    require('user.functions').tunbind('<Esc>', { buffer = true })
  float_opts = {
    border = 'single',
    winblend = 0,
    width = function()
      return math.ceil(vim.o.columns * 1.0)
    height = function()
      return math.ceil(vim.o.lines * 1.0)
    highlights = {
      border = "FloatBorder",
      background = "NormalFloat",

Next, a simple function that captures the terminal object and toggles it. The function is mapped to a normal mode binding. When the terminal object is toggled, it will automatically execute the lazygit command.

function _Lazygit_toggle()

local fn = require('user.functions')
  '<cmd>lua _Lazygit_toggle()<CR>',
  { noremap = true, silent = true }

Highlighting Interesting Words

vim-interestingwords - Word highlighting and navigation throughout out the buffer.

There are time I want to highlight all occurrences of a word or selection. Additionally, I may want to highlight multiple words or selections at one time using different colors. The “interesting words” plugin does this. In a previous iteration of my Vim/Neovim configs, I discovered a VimL function someone else wrote that could do this. For my current Neovim config, I was happy to replace that method with a plugin.

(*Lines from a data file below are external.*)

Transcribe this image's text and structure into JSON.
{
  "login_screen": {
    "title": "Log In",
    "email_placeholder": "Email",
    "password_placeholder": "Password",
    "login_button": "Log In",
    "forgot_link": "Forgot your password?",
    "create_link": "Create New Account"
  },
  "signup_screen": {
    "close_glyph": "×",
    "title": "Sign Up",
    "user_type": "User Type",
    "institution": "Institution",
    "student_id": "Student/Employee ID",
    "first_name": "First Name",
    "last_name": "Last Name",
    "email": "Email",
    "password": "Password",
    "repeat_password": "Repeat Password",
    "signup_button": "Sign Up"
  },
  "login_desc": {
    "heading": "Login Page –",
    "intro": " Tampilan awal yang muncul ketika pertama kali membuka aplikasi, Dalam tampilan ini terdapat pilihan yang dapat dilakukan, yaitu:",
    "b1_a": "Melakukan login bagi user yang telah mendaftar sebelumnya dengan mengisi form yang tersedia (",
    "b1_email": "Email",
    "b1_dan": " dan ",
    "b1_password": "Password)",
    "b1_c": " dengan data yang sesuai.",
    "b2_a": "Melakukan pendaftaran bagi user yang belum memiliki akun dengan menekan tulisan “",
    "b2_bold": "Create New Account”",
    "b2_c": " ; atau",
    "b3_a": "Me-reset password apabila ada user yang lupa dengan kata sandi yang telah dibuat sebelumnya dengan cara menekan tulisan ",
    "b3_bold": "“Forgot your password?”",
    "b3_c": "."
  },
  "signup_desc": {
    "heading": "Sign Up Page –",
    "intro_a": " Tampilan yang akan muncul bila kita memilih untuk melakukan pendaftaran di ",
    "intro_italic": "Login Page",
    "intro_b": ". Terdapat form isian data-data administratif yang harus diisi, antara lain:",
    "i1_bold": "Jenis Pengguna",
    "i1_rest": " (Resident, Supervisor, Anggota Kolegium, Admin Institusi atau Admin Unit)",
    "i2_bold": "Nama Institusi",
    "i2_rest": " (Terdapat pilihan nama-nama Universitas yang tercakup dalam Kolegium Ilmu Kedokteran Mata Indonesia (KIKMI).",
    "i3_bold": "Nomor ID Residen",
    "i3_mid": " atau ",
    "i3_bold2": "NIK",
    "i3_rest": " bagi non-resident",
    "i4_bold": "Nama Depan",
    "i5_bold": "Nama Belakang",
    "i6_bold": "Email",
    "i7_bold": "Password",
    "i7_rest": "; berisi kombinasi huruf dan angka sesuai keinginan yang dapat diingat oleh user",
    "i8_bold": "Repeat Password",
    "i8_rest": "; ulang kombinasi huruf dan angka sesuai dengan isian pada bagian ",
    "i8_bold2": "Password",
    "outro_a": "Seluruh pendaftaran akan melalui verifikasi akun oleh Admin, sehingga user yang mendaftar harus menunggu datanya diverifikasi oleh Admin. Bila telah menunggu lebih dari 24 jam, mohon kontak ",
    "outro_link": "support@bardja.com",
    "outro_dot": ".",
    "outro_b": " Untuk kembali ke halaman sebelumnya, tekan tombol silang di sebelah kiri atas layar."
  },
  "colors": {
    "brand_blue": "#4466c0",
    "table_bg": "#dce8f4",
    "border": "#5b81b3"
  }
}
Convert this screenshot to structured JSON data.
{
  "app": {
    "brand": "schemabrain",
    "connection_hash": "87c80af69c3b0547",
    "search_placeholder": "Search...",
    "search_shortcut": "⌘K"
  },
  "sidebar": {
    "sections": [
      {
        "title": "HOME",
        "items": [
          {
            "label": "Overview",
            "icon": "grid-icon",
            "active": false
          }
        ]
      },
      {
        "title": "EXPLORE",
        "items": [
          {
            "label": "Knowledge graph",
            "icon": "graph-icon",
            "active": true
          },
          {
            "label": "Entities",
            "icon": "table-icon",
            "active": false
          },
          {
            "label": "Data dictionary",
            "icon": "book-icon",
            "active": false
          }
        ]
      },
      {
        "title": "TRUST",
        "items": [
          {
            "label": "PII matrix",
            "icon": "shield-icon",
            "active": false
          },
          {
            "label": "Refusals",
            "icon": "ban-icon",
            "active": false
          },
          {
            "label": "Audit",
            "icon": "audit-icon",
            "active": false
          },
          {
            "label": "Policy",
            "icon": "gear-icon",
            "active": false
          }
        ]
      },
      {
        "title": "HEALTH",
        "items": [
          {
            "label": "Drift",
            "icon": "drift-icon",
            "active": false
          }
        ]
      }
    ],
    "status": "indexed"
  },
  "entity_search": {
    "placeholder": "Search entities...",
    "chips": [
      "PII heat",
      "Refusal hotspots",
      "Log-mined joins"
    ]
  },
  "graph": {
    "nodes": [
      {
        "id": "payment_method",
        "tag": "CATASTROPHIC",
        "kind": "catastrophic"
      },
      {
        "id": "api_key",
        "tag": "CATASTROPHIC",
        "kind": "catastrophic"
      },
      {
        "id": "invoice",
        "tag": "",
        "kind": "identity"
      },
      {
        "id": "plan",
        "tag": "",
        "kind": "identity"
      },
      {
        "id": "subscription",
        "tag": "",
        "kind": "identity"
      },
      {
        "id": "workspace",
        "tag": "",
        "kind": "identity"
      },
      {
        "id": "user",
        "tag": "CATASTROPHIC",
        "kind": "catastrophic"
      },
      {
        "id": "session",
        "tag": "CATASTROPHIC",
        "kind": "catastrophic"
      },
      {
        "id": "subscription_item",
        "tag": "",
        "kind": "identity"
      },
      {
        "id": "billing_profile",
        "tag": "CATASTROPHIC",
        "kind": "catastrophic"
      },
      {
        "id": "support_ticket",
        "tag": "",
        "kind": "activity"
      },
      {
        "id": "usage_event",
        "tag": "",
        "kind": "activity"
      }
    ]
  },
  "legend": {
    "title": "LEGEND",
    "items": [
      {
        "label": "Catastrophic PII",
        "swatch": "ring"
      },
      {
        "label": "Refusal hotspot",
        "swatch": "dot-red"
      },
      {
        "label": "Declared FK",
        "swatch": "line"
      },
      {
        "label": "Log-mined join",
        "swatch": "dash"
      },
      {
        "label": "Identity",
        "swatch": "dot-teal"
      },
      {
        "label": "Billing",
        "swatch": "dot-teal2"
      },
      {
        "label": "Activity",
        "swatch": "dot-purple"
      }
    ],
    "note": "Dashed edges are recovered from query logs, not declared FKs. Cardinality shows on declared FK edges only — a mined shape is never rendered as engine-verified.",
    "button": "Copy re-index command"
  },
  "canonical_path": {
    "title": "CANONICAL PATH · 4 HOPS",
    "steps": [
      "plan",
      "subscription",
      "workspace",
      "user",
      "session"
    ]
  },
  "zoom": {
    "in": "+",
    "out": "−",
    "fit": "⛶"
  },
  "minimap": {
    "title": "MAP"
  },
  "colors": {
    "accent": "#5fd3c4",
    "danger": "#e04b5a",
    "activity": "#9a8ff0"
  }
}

With your cursor over a word, you can use <Leader>k to highlight it or clear an existing highlight. You can do the same with any visual selection. You can clear all highlights with <Leader>K. With your cursor over a highlight, you can use n and N to navigate between highlighted text.